This article is only available in the PDF format. Download the PDF to view the article, as well as its associated figures and tables.
DELAY in the diagnosis and the removal of a nonopaque foreign body from the bronchopulmonary tract may lead to severe and irreversible pulmonary damage. The case reported here serves well to illustrate the gamut of pulmonary complications which follow a prolonged sojourn of a nonopaque foreign body involving the left main stem bronchus.
REPORT OF CASE
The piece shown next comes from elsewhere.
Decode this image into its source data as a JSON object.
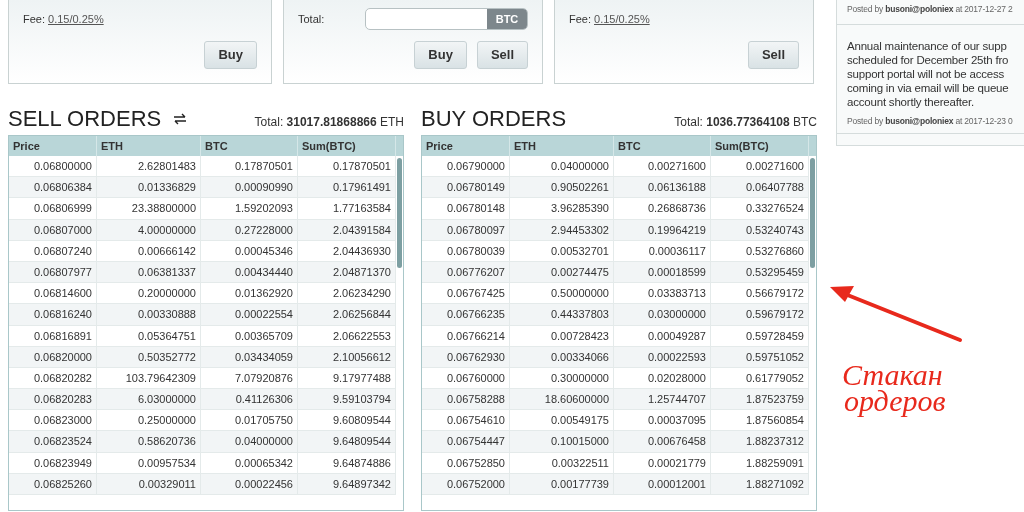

The patient, a boy aged 10, was first seen by a general practitioner on Dec. 1, 1946. A brief history obtained from the parents revealed that several days previously he had been taken with sudden attacks of coughing and bronchial wheezing. Because these symptoms had increased in severity and there was now a marked elevation of temperature, he was sent to the local hospital to undergo roentgen examination of the chest. The radiologist reported moderate bilateral pulmonary infiltration suggesting bronchopneumonia (fig. 1 A). Penicillin and symptomatic therapy were immediately begun. Three days later, on
PENTA AQ. UNUSUAL PULMONARY COMPLICATIONS RESULTING FROM PROLONGED LODGING OF NONOPAQUE FOREIGN BODY IN LEFT MAIN STEM BRONCHUS. Arch Otolaryngol. 1948;48(2):233–237. doi:10.1001/archotol.1948.00690040242011
Coronavirus Resource Center
Customize your JAMA Network experience by selecting one or more topics from the list below.